• **ABOUT THIS TASK**:
Work through the material beneath and count the lines that include "true"; the answer is that number alone.

================================

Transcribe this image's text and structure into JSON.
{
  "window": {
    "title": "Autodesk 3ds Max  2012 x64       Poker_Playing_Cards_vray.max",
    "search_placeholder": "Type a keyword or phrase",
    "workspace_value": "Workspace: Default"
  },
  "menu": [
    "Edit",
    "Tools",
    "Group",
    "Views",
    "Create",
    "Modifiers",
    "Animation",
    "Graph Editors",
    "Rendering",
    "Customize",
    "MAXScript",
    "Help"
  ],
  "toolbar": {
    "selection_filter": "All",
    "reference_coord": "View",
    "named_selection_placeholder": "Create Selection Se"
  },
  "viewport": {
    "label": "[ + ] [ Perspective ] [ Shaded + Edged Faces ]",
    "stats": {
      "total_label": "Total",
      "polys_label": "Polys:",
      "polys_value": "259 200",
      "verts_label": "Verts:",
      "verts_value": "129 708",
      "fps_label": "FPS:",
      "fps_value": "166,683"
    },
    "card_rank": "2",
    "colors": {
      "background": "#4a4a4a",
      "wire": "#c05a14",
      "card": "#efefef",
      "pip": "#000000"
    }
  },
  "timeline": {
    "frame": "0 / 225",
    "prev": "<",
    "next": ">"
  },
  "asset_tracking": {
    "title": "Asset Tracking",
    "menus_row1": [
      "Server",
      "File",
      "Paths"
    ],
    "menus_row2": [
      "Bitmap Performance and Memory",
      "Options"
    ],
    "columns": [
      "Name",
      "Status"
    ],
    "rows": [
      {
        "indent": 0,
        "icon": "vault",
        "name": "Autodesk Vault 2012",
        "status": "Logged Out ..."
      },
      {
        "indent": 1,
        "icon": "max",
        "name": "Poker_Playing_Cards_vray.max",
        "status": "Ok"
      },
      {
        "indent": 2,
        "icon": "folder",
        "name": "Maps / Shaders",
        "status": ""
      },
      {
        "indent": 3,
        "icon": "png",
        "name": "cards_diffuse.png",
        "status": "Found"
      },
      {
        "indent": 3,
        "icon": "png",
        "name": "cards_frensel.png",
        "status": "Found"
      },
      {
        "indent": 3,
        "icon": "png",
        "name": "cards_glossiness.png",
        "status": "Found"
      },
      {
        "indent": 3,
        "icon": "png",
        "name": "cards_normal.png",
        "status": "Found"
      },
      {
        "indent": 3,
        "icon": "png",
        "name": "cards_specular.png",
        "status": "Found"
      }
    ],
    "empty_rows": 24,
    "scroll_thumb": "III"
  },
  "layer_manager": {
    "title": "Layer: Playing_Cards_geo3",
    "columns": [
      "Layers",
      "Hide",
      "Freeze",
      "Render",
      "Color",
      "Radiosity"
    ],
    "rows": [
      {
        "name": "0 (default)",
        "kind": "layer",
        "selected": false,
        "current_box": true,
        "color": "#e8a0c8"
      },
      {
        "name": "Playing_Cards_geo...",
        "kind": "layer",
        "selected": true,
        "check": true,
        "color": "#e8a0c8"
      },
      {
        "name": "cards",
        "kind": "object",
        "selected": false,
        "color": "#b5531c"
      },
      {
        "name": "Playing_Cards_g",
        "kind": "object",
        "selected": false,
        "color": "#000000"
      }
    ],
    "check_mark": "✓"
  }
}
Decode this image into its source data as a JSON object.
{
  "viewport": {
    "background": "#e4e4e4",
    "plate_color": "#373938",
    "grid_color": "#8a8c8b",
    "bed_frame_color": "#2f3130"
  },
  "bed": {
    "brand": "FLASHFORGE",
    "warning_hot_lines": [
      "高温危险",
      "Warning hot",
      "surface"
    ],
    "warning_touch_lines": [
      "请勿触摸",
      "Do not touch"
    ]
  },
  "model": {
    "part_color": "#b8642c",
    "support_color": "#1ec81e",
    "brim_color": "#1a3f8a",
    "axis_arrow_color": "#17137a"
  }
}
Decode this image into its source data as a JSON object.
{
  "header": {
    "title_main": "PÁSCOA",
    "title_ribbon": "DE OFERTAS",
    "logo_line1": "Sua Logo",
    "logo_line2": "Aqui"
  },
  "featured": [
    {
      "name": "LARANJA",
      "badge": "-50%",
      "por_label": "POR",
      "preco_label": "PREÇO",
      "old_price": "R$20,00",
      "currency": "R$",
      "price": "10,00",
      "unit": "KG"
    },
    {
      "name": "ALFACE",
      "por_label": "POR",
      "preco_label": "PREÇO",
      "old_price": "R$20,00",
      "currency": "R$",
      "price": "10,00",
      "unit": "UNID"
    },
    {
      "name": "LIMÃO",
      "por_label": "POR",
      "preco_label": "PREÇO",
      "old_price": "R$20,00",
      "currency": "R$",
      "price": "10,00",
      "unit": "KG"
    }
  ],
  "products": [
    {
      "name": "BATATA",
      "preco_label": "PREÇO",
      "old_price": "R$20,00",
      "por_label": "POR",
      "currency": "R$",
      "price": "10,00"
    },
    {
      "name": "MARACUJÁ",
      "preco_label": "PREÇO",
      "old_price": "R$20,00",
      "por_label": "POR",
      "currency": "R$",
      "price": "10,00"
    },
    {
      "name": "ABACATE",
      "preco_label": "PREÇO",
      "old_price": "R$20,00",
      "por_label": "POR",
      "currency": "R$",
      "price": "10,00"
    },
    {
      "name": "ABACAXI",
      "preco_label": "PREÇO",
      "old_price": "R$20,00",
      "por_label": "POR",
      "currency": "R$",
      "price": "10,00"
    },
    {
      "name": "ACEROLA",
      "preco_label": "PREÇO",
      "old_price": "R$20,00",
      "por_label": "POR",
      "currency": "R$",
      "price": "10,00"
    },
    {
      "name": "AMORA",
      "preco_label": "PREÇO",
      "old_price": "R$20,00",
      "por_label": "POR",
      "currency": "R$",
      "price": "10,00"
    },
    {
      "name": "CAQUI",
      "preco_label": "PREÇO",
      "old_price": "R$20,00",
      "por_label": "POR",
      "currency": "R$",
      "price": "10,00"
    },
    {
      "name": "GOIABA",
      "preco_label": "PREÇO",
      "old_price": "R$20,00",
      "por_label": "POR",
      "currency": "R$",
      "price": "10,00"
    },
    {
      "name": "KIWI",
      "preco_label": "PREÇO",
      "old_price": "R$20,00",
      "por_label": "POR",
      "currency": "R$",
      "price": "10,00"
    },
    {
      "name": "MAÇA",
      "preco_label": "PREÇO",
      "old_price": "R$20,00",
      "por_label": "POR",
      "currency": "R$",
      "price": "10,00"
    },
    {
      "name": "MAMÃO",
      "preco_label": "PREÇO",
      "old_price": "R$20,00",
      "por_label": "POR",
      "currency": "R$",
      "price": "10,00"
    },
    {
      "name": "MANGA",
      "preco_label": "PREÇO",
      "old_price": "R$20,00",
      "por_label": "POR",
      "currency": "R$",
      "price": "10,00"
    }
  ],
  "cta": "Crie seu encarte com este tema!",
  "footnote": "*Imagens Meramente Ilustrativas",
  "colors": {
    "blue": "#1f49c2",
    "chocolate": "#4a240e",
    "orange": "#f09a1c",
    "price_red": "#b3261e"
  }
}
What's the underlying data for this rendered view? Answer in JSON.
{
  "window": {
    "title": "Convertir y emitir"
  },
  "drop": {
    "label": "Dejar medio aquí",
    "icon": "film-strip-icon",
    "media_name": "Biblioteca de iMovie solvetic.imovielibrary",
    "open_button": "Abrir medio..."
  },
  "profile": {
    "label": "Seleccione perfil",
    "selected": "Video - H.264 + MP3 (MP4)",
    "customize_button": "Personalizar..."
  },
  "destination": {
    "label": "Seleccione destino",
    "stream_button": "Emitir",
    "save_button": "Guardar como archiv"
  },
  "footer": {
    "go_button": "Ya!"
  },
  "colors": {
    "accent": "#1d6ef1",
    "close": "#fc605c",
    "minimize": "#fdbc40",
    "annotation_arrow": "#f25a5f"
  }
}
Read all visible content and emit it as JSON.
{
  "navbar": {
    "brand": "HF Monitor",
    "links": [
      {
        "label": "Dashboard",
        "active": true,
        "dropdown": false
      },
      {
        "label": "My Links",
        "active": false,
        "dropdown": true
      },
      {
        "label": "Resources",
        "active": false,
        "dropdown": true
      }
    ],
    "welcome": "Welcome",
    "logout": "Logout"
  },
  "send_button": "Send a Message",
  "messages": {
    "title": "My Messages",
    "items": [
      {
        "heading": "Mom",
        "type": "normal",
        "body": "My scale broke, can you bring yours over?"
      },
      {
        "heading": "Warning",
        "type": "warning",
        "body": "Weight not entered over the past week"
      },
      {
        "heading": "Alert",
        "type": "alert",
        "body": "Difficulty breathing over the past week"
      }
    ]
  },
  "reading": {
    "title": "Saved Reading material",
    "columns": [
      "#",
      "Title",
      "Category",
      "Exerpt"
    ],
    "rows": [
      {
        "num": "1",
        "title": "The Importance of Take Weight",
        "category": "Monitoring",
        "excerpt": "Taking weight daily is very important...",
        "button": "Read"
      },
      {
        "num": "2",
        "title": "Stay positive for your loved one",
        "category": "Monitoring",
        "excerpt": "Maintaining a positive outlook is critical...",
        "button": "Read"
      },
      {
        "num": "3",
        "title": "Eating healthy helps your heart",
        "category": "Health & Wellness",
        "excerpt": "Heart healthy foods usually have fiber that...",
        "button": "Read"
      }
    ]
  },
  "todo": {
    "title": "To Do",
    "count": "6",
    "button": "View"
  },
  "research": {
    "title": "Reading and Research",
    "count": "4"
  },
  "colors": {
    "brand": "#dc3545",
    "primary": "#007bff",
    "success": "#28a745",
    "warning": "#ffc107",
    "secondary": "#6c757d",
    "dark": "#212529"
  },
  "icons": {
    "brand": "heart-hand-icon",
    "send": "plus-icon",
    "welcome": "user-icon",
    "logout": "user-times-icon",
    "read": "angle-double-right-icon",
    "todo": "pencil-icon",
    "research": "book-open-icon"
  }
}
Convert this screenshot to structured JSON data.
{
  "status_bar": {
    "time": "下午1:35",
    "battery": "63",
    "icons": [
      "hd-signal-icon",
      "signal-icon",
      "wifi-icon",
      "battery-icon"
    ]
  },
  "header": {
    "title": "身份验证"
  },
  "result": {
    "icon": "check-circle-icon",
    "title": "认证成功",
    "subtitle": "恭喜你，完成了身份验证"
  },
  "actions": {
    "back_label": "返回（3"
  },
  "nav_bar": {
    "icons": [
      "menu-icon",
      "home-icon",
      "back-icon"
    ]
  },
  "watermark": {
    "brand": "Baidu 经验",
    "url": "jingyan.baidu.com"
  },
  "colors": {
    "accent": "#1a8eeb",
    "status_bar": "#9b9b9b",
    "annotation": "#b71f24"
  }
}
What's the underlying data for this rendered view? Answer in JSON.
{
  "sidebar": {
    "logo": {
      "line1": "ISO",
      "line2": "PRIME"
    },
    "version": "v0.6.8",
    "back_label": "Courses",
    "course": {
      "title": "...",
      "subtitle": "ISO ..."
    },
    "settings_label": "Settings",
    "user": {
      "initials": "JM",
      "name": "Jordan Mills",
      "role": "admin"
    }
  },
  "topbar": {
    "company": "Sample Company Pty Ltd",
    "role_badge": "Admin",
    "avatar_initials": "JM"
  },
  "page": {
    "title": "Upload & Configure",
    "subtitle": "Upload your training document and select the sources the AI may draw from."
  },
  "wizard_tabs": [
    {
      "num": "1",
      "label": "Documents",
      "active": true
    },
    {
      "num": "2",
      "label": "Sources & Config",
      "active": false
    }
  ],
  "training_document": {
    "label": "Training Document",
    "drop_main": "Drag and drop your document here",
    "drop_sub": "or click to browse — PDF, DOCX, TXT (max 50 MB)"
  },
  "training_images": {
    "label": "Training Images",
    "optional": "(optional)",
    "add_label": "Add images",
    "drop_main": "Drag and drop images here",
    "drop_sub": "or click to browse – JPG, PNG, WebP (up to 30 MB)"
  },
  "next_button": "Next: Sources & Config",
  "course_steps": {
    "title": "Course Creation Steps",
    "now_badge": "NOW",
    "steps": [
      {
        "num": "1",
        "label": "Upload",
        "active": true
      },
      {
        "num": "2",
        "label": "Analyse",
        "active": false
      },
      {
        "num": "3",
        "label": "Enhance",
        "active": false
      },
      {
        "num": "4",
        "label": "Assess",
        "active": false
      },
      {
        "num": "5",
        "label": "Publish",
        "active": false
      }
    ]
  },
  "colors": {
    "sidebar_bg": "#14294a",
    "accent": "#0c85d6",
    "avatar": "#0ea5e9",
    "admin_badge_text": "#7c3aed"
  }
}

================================

• **WRITTEN ANSWER**:
8